╭─ Information

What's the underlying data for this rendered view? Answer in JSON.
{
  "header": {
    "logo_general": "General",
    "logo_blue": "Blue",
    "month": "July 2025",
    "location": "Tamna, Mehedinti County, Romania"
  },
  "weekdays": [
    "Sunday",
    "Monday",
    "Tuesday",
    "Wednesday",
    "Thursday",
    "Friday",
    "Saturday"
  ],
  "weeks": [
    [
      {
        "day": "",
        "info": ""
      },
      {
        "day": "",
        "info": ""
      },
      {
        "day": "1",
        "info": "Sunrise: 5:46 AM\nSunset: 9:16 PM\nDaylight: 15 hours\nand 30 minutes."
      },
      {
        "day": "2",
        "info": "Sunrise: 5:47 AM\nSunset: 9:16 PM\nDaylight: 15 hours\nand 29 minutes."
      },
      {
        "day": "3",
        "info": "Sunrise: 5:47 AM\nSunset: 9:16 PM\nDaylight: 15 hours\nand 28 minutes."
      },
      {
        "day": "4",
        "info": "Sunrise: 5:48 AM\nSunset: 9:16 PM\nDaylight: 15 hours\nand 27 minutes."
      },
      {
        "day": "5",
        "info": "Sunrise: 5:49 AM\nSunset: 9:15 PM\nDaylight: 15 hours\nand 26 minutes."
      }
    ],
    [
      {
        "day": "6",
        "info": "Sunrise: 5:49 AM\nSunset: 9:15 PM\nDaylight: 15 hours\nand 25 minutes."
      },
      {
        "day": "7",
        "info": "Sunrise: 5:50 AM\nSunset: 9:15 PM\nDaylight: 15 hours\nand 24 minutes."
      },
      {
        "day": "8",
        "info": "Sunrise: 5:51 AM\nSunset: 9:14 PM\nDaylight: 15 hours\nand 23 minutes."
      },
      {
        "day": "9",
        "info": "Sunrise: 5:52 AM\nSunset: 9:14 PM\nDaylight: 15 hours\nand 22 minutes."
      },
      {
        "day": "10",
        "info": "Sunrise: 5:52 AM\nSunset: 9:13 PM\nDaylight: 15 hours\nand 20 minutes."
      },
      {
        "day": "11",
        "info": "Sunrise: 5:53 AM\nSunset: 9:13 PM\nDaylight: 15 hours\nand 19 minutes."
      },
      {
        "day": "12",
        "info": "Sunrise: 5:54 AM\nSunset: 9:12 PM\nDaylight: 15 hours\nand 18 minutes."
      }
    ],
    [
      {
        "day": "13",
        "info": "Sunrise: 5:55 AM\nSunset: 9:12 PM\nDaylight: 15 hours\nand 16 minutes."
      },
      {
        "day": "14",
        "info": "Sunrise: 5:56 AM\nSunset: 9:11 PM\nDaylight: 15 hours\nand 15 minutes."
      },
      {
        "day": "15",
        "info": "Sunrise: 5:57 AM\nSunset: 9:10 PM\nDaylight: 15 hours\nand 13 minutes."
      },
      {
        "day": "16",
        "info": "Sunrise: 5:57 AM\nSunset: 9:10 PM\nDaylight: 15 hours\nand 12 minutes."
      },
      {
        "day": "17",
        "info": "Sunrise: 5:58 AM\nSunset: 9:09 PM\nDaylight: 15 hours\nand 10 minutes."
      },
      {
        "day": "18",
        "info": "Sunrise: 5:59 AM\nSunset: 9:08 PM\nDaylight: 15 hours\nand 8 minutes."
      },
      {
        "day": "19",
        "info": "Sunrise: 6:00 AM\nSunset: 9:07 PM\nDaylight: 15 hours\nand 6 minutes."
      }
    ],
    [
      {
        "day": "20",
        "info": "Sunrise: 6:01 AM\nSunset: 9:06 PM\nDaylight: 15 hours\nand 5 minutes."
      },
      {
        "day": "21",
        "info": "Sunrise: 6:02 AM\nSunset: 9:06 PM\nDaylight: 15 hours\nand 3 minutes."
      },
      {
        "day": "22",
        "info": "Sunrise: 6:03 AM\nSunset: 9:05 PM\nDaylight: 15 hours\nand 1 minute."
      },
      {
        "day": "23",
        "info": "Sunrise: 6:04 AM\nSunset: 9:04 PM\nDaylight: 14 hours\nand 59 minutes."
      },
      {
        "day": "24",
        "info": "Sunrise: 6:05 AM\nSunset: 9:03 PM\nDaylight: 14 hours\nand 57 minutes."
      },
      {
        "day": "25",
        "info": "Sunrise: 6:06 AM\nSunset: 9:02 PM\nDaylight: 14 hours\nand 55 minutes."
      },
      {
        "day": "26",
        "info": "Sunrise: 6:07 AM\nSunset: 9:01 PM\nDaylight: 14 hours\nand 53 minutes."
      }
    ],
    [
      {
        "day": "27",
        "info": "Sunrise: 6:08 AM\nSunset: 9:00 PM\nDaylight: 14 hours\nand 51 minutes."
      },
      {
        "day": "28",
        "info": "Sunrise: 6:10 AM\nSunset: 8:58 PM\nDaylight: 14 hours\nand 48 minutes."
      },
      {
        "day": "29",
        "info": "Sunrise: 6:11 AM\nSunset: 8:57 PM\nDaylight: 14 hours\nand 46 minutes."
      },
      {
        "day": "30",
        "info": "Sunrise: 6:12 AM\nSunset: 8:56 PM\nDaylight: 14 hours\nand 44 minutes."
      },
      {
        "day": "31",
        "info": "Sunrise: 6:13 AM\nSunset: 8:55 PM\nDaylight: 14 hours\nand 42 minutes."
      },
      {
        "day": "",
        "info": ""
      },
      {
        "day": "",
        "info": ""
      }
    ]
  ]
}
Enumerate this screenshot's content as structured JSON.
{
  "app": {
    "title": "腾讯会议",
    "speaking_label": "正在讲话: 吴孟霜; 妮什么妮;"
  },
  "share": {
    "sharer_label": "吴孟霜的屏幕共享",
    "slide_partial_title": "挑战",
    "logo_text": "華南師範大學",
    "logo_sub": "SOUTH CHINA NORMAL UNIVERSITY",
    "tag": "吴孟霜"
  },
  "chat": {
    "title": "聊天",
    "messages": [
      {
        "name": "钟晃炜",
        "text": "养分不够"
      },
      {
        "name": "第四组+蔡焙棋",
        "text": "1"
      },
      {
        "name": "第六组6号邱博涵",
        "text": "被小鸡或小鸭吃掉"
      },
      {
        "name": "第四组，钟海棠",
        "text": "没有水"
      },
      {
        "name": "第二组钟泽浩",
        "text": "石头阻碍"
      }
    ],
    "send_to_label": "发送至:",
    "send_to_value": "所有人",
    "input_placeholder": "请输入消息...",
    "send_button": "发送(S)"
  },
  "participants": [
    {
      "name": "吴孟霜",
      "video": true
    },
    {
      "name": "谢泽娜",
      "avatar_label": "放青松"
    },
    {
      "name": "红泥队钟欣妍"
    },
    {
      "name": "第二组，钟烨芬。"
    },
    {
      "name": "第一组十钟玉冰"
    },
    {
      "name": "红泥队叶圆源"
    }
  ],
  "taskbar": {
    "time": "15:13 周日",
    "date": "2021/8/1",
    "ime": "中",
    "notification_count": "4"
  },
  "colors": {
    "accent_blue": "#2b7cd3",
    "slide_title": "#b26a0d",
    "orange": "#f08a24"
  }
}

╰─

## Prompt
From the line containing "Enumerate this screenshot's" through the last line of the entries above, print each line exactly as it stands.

## Solution for this problem
Enumerate this screenshot's content as structured JSON.
{
  "app": {
    "title": "腾讯会议",
    "speaking_label": "正在讲话: 吴孟霜; 妮什么妮;"
  },
  "share": {
    "sharer_label": "吴孟霜的屏幕共享",
    "slide_partial_title": "挑战",
    "logo_text": "華南師範大學",
    "logo_sub": "SOUTH CHINA NORMAL UNIVERSITY",
    "tag": "吴孟霜"
  },
  "chat": {
    "title": "聊天",
    "messages": [
      {
        "name": "钟晃炜",
        "text": "养分不够"
      },
      {
        "name": "第四组+蔡焙棋",
        "text": "1"
      },
      {
        "name": "第六组6号邱博涵",
        "text": "被小鸡或小鸭吃掉"
      },
      {
        "name": "第四组，钟海棠",
        "text": "没有水"
      },
      {
        "name": "第二组钟泽浩",
        "text": "石头阻碍"
      }
    ],
    "send_to_label": "发送至:",
    "send_to_value": "所有人",
    "input_placeholder": "请输入消息...",
    "send_button": "发送(S)"
  },
  "participants": [
    {
      "name": "吴孟霜",
      "video": true
    },
    {
      "name": "谢泽娜",
      "avatar_label": "放青松"
    },
    {
      "name": "红泥队钟欣妍"
    },
    {
      "name": "第二组，钟烨芬。"
    },
    {
      "name": "第一组十钟玉冰"
    },
    {
      "name": "红泥队叶圆源"
    }
  ],
  "taskbar": {
    "time": "15:13 周日",
    "date": "2021/8/1",
    "ime": "中",
    "notification_count": "4"
  },
  "colors": {
    "accent_blue": "#2b7cd3",
    "slide_title": "#b26a0d",
    "orange": "#f08a24"
  }
}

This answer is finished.